Alvin Lucier

By Amelia Kahl & Spencer Topel
Aug 01, 2018

5 Graves to Cairo
Underground sound installation

The Bema

5 Graves to Cairo was located in the Bema, an outdoor amphitheater built in 1882, which served as the commencement site for generations of Dartmouth graduates. With its natural beauty and sense of seclusion, the Bema conjures images of ceremony and ritual. The grotto further isolates the space sonically, providing an unusually quiet environment despite its central location on campus.

The title of this work was borrowed from the 1943 Billy Wilder film of the same name, a World War II espionage drama based on Lajos Biró’s novel Hotel Imperial, about a British spy searching for five supply depots buried in the Egyptian desert. Lucier, in turn, buried five loudspeakers in oil drums, creating hidden sound sources that were audible yet invisible to visitors. Moving across the outdoor space, listeners experienced the sounds of pure waves slowly spinning from speaker to speaker in semi-random patterns, and one’s location affected how the sounds were perceived.

Lucier is often cited as one of the pioneers of sound art, and 5 Graves to Cairo extends his collection of impressive conceptual performance and sound installations, which spans more than fifty years and includes important works such as Music for Solo Performer (1965), I’m Sitting in a Room (1970), and Music on a Long Thin Wire (1977). 5 Graves is the only Lucier piece to date that utilizes an underground sound source.


Alvin Lucier (born 1931) lectures and performs extensively in Asia, Europe, and the United States. He was educated in Nashua, New Hampshire, public and parochial schools; attended the Portsmouth Abbey School, Yale University, and Brandeis University; and spent two years in Rome on a Fulbright Scholarship. From 1962 to 1970, he taught at Brandeis, where he conducted the Brandeis University Chamber Chorus. From 1968 to 2011, he taught at Wesleyan University, where he was John Spencer Camp Professor of Music.

Lucier received a Lifetime Achievement Award from the Society for Electroacoustic Music in the United States, and an Honorary Doctorate of Arts from the University of Plymouth, England. In November 2011, Wesleyan University marked Lucier’s retirement with a three-day festival of his works. In October 2014, the Stedelijk Museum, Amsterdam, honored him with a three-day festival of his works. And in October 2016, the University of Zurich, Switzerland, hosted a four-day celebration of his 85th birthday.

The Contributors

  • Amelia Kahl Headshot

    Amelia Kahl is the associate curator of academic programming at the Hood Museum of Art. She runs the museum’s Bernstein Center for Object Study and teaches with the museum’s 65,000-object collection across the Dartmouth curriculum.
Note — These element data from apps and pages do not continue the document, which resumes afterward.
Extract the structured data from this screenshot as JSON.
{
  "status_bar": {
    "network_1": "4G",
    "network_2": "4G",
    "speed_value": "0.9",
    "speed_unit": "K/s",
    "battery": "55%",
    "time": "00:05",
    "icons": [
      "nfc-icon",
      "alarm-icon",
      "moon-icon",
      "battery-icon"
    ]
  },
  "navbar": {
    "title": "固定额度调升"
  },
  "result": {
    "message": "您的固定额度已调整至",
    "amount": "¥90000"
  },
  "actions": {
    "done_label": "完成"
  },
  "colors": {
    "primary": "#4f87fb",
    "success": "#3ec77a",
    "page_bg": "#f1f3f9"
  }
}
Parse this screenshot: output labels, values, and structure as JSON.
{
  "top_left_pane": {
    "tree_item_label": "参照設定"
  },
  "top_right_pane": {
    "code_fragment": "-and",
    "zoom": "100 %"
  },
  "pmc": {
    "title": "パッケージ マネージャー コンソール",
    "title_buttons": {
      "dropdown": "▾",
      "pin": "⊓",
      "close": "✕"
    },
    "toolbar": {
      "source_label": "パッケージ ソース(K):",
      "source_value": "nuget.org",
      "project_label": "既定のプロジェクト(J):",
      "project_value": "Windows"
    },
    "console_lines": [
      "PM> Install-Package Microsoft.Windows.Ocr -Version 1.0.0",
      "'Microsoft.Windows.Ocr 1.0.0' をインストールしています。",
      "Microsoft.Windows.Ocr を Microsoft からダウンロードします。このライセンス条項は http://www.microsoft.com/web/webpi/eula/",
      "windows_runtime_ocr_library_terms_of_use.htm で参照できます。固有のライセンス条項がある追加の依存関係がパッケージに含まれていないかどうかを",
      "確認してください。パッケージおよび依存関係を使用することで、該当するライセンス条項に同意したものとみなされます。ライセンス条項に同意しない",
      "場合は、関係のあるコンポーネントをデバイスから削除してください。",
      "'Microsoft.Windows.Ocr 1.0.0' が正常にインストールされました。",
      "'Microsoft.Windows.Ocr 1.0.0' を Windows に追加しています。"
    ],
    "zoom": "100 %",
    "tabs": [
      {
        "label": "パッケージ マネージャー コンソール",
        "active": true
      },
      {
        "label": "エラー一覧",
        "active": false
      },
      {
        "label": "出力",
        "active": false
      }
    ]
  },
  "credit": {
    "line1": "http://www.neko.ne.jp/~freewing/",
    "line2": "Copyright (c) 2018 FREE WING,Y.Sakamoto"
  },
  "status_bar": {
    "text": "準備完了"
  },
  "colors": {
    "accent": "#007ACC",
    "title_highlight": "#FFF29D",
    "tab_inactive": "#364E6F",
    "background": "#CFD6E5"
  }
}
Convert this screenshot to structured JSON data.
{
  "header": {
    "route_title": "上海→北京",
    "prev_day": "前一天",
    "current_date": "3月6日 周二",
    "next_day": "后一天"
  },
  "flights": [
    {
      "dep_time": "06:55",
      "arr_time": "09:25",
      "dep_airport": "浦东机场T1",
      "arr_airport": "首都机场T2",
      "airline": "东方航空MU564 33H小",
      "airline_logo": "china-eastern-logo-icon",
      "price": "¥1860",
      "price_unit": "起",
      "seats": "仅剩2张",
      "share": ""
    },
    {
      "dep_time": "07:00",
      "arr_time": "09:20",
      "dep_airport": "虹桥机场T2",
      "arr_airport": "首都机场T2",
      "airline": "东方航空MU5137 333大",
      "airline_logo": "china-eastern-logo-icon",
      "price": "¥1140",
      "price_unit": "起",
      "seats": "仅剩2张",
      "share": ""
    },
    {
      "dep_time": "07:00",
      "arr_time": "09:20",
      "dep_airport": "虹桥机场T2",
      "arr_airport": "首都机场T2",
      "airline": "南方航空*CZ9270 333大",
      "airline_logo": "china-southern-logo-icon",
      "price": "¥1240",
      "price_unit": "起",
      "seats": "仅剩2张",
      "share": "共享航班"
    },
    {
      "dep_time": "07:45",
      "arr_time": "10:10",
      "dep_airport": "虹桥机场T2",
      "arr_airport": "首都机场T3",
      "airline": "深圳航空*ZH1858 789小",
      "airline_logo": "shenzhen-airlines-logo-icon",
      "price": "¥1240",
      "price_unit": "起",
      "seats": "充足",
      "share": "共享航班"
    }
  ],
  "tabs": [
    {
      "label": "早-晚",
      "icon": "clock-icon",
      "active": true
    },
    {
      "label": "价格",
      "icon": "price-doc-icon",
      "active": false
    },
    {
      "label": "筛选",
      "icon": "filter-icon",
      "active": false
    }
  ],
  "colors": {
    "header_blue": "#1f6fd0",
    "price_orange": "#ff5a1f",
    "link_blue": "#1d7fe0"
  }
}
Her exhibition projects for the Hood have included "Water Ways: Tension and Flow" (2015), "The Stahl Collection" (2015, co-curated with Barbara MacAdam, Jonathan L. Cohen Curator of American Art), and "Emmet Gowin Dreams of Stars" (2014).

  • Topel Headshot

    Spencer Topel creates installations and performance pieces that are immersive experiences, fusing sound, visual components, and interactive expression. Trained in music conservatories as a composer and violinist, he produced work for orchestral and chamber ensembles for over twenty years. In 2011 he collaborated with sculptor Soo Sunny Park on a yearlong installation titled Capturing Resonance, presented at deCordova Sculpture Park and Museum in Lincoln, Massachusetts. Since then, Topel’s practice has expanded to include visual art in a distinctive body of work that engages artwork as observer and listener, where installations gain agency in the interactions between visitors and environments.